Your horse spends a large amount of his time in his stall, and anytime you put a horse in an enclosed space, there’s potential for him to get injured. Poorly designed stalls can lead to plenty of accidents, but many of these risks can be prevented through careful stall design and construction. Read on for details on how we recommend Equine Facility Design clients build their stalls for maximized safety.
Plan for Generously Sized Stalls
Starting with the right stall size can help to prevent casting, and can also keep your horses more comfortable. Stall size depends on the types of horses that your barn will be housing, but in most cases a 12’x12’ minimum stall is a good place to start.
Stall height is equally as important, and a generous stall height can help to prevent head injuries. A 10’ minimum stall height will work in many barns, though in some barns we manage to work with 12’ stall heights.
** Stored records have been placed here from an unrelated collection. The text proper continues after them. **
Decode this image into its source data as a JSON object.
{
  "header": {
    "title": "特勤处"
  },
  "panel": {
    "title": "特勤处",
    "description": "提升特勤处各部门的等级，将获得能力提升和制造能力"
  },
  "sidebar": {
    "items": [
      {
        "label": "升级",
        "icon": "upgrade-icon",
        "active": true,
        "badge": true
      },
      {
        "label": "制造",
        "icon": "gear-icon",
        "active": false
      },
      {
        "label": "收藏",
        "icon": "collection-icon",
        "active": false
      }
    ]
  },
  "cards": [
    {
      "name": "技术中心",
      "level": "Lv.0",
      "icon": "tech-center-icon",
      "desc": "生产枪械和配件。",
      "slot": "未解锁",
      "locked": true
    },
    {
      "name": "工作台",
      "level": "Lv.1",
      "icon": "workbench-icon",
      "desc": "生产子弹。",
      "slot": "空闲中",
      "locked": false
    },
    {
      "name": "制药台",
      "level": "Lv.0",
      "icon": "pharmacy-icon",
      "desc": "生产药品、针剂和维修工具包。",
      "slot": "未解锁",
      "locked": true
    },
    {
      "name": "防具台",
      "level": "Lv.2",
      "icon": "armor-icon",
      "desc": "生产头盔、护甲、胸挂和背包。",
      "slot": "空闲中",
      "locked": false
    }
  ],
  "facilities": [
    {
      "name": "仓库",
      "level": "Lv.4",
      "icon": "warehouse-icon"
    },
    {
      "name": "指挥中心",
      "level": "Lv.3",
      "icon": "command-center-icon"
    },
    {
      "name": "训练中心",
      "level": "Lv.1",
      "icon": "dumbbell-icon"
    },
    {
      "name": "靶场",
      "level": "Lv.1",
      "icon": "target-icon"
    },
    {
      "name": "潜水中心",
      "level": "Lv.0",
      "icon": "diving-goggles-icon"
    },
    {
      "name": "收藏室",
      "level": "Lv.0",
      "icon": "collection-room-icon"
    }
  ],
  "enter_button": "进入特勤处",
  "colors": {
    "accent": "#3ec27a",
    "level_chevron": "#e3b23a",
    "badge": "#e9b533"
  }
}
Appropriate stall door sizes can also help to prevent hip injuries and other accidents. We recommend a 4’ minimum stall door width, which is industry standard for fabrication. We have done doors up to 5’ wide at a client’s request – we’re always happy to find ways to make your unique barn design work.
Start with the Right Materials
While material type will vary depending on your desired finish and the structural system in your barn, we usually recommend using wood or HDPE recycled plastic tongue-and-groove lumber for stall walls. The HDPE lumber is highly desirable because it’s safe and won’t splinter if a horse does kick. It’s also non-absorptive and doesn’t require any maintenance or finish, so you don’t have to worry about staining and painting. It’s easy to clean and durable, making it a great choice for a long-lasting stall.
Carefully Choose Windows
Windows are an ideal way to provide mental stimulation and ventilation to your stalled horse, but they need to be installed correctly to be safe. We install all windows so that the sills are 4’ above the finished floor. Always use safety glass in stall windows, then protect the windows with grilled guards.
Install the Right Base
When it comes to the stall base, we typically work with either a compacted gravel or concrete base. Then, we install interlocking rubber mats over the base. The interlocking feature helps to keep the mats together and prevents them from shifting.
Consider Two Stall Doors
Installing a second stall door in the back of the stall is ideal for many reasons. It can provide easy access to a run attached to the stall. It’s also an ideal safety feature, since it creates two exits. In the case of a barn fire or other emergency, having a second door that you can access without going into the barn can be key to your safety.
In choosing a stall latch, we recommend ones that offer two-sided operation for both convenience and safety. Finger latches have minimal hardware but operate well.
When it comes to building, expanding, or renovating your barn, making the right design choices can help to keep your horses safe in their stalls. If you have questions about your upcoming project, please contact us. We would be happy to work with you to help bring your dream barn to life.